Towards inclusion in school education

The Right to Free and Compulsory Education Act, 2009 (aka RTE Act) which was unanimously passed by Parliament in August last year and became operational on April 1, has aroused strong passions within Indian academia and especially within India’s estimated 100,000 private schools.

In particular, s.12 of the RTE Act which makes it obligatory for private schools to admit poor neighbourhood children into class I to the extent of 25 percent of capacity (and retain them upto class VIII), has generated considerable controversy. The rationale of s.12 is that classroom diversity will generate sentiments of empathy and caring for socially disadvantaged children among relatively privileged middle and upper class students who tend to be indifferent, even insensitive, to the poor.

The plain truth is that private school managements seldom promote empathy. They prefer to promote sympathy. Caring and concern for the socio-economically disadvantaged is restricted to a few hours of ‘community service’ annually, and sporadic fund raisers for the ‘deserving poor’ suffering disability, AIDS, or other challenges.

In this context, the RTE Act is revolutionary inasmuch as it insists that private schools stop excluding the poor. India’s traditional public schools made no bones about their purpose of creating classes that would help the British Raj rule the country. Even now schools for the wealthy continue to advertise themselves as institutions where national ‘leaders’ are moulded and shaped.  The unspoken impli-cation being that government schools are where the ‘led’ are shaped.

Unfortunately, most private school managements wish to continue to exclude the poor and are organising campaigns against the 25 percent reservation mandate of the RTE Act. Some of them contend that their schools won’t be able to afford to subsidise their tuition, and children of the poor will be picked on by their wealthy classmates. Yet others say that poor children will have to struggle to keep up and therefore are better off where they are. For most private school managements and parents, having their children visit a village or slum to dispense charity is acceptable, but having their children sit next to unwashed poor children in class all day, is not.

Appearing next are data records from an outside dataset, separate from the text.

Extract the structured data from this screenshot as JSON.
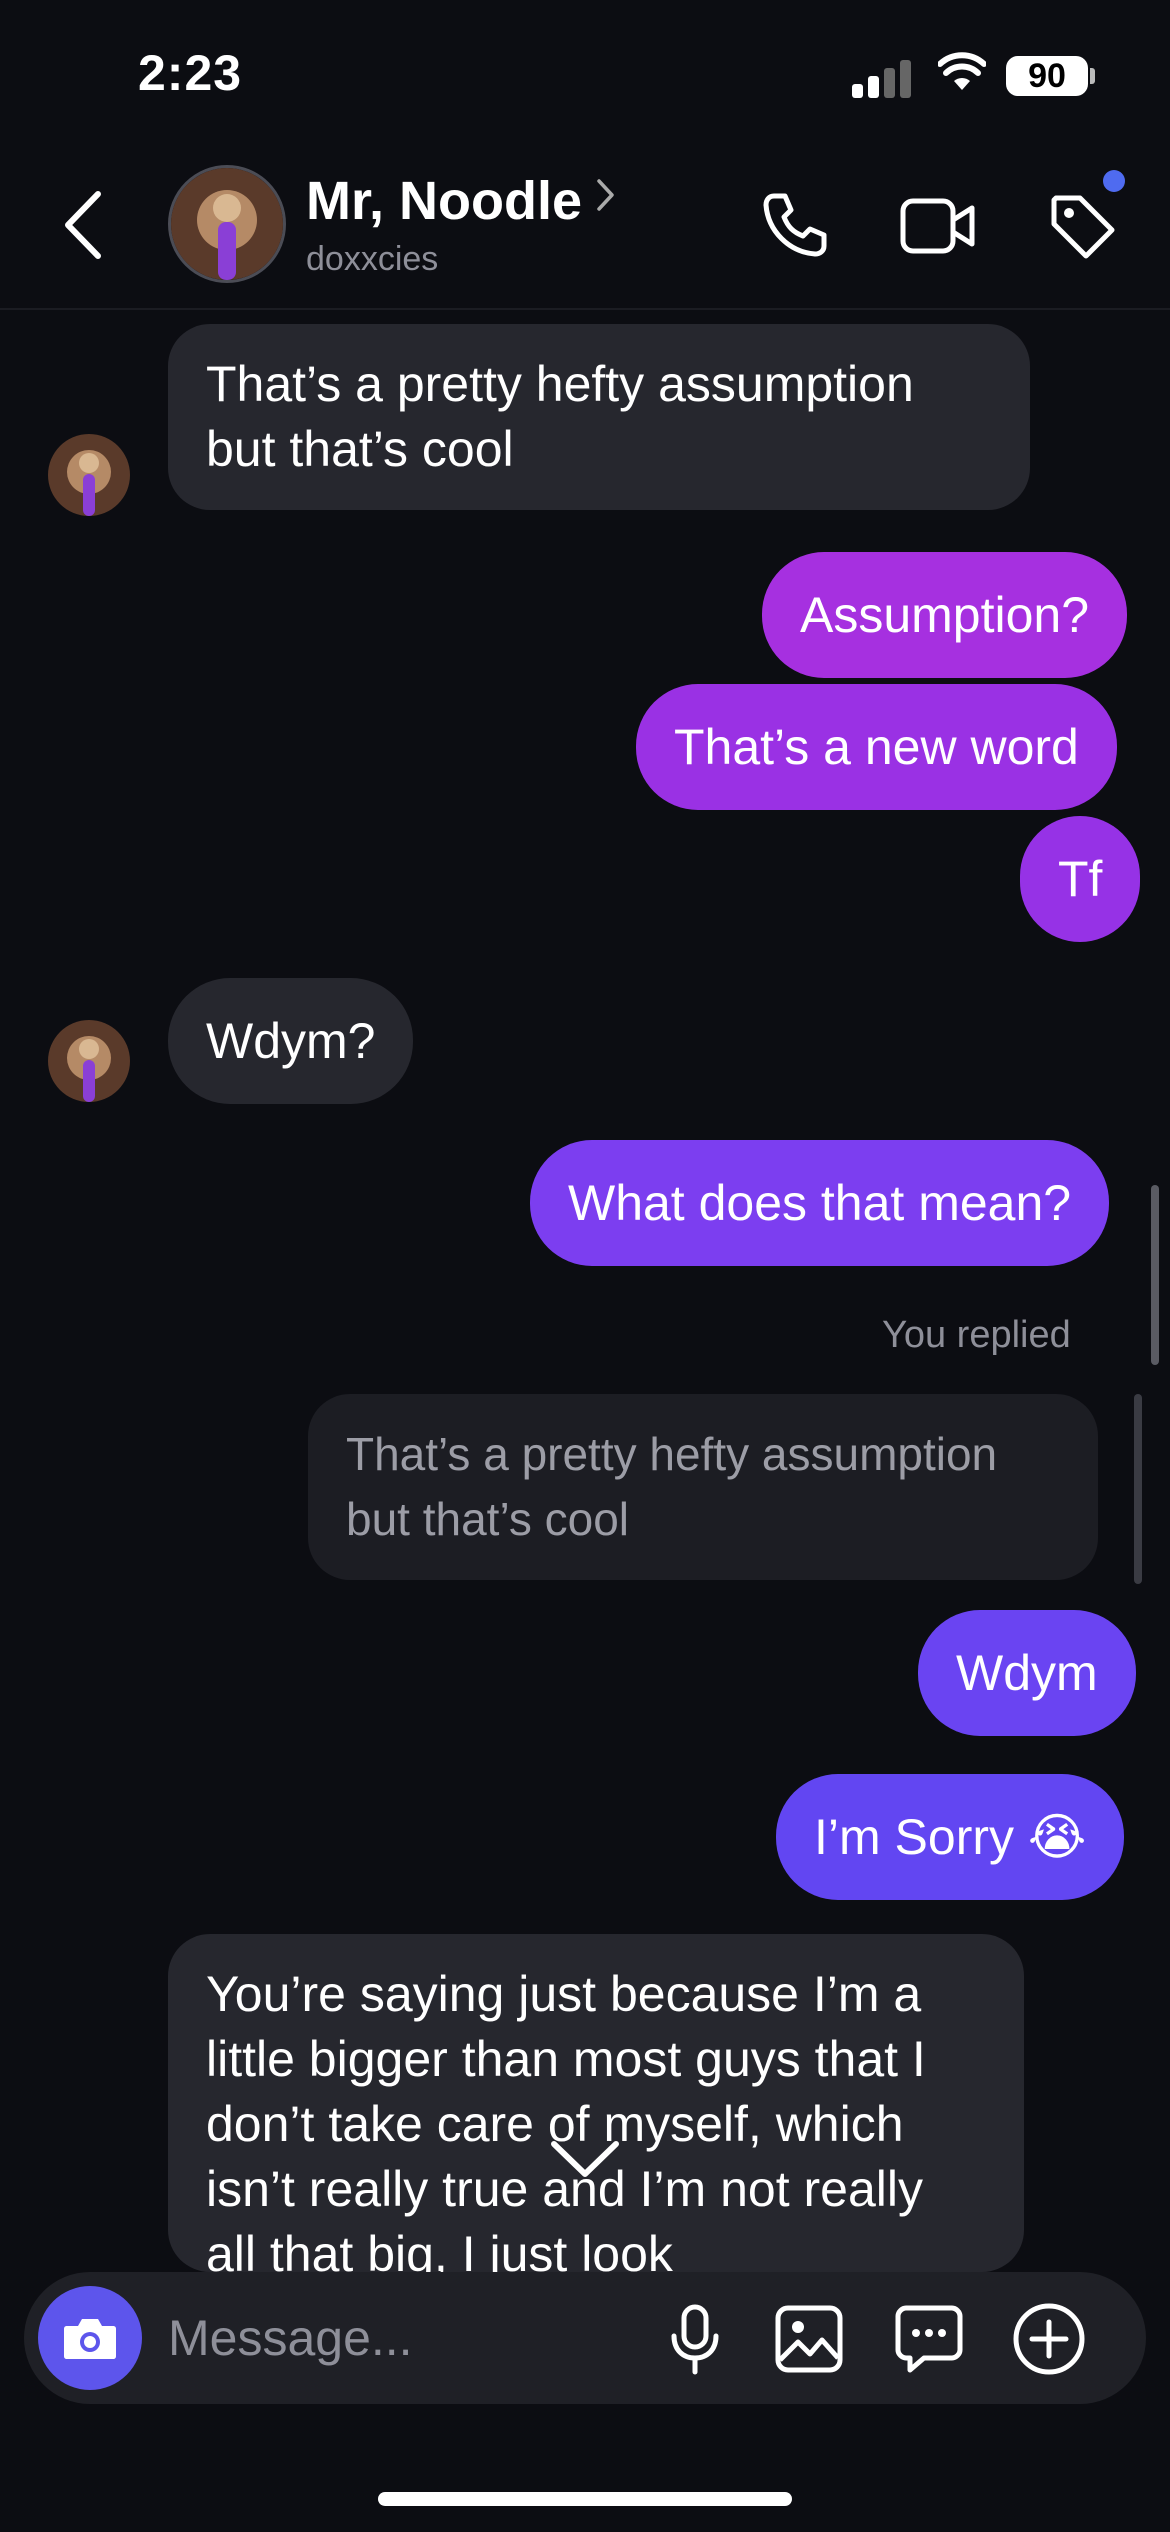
{
  "status_bar": {
    "time": "2:23",
    "battery": "90"
  },
  "header": {
    "name": "Mr, Noodle",
    "handle": "doxxcies"
  },
  "messages": {
    "m1": "That’s a pretty hefty assumption but that’s cool",
    "m2": "Assumption?",
    "m3": "That’s a new word",
    "m4": "Tf",
    "m5": "Wdym?",
    "m6": "What does that mean?",
    "reply_label": "You replied",
    "quoted": "That’s a pretty hefty assumption but that’s cool",
    "m7": "Wdym",
    "m8": "I’m Sorry 😭",
    "m9": "You’re saying just because I’m a little bigger than most guys that I don’t take care of myself, which isn’t really true and I’m not really all that big, I just look"
  },
  "composer": {
    "placeholder": "Message..."
  },
  "icons": {
    "back": "chevron-left-icon",
    "phone": "phone-icon",
    "video": "video-icon",
    "tag": "tag-icon",
    "camera": "camera-icon",
    "mic": "microphone-icon",
    "gallery": "image-icon",
    "sticker": "chat-bubble-icon",
    "plus": "plus-circle-icon"
  },
  "colors": {
    "background": "#0c0d12",
    "incoming_bubble": "#26272e",
    "outgoing_purple": "#a630e0",
    "outgoing_violet": "#7c3ef0",
    "outgoing_blue": "#6246f2",
    "camera_button": "#5d55ec",
    "notification_dot": "#4f6bf0"
  }
}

The argument about unbearable financial burden on private schools is untenable. At best, the cost of subsidising poor children as per the provision of the RTE Act will be 2 percent of their annual income for eight years. Well-run private schools generate considerable surplu-ses which are invested in massive corpuses, or canalised into creating chains of schools which produce even greater incomes. Only a few schools won’t be able to absorb 2 percent of their revenue for poor neighbourhood children.

It’s also true that in many private schools, poor children will be victimised. But in good schools children are already being sensitised to be supportive of the less privileged. In well-run schools which insist on good behaviour, bullying is not tolerated, and is relatively easy to stamp out. The remedy is not to exclude potential victims but to deal firmly with bullies!

So how can private school managements begin integrating poor neighbourhood children as mandated by the RTE Act? First, parents, children, staff and management need to accept inclusion as a national mission, as an affirmation of the right of every child to equitable education. This requires school managements and teachers to uphold the values of simplicity, sharing, kindness and support. They need to level the playing field by not allowing branded goods, not permitting expensive canteens that serve junk food, and eliminating the need for children to bring money to school. Schools could also insist that all students use the school bus. Peer tutoring and support in academic programmes would also help to bridge the learning gaps that poor students with inadequate pre-school education will need to overcome. It’s my belief that children seldom see social class as a barrier when learning and playing together. Adults build these walls and barriers.

If India’s privileged private unaided schools manage to level the playing field for poor children, it will be a monumental piece of social engineering. There’s sufficient case study evidence indicating that whenever the poor and the privileged classes meet for common purposes, the effect is the breakdown of class barriers and meltdown of perceptions of social superiority. We have seen this in the cricket playing world: the number of ‘gentlemen’ declined, as working class ‘players’ were let into the game.

In the end, with enactment of the RTE Act, the onus is on school managements to make this new quota system work. Like all managers, they also have the power to make the legislation unworkable. If they opt for the latter strategy their victims will be poor children in their own neighbour-hoods. Generating empathy and caring within the students community is the easy part. The harder task is to generate these inclusive sentiments within the managements and teachers of India’s too-exclusive private schools.

(Abha Adams is a well-known Delhi-based education consultant and columnist)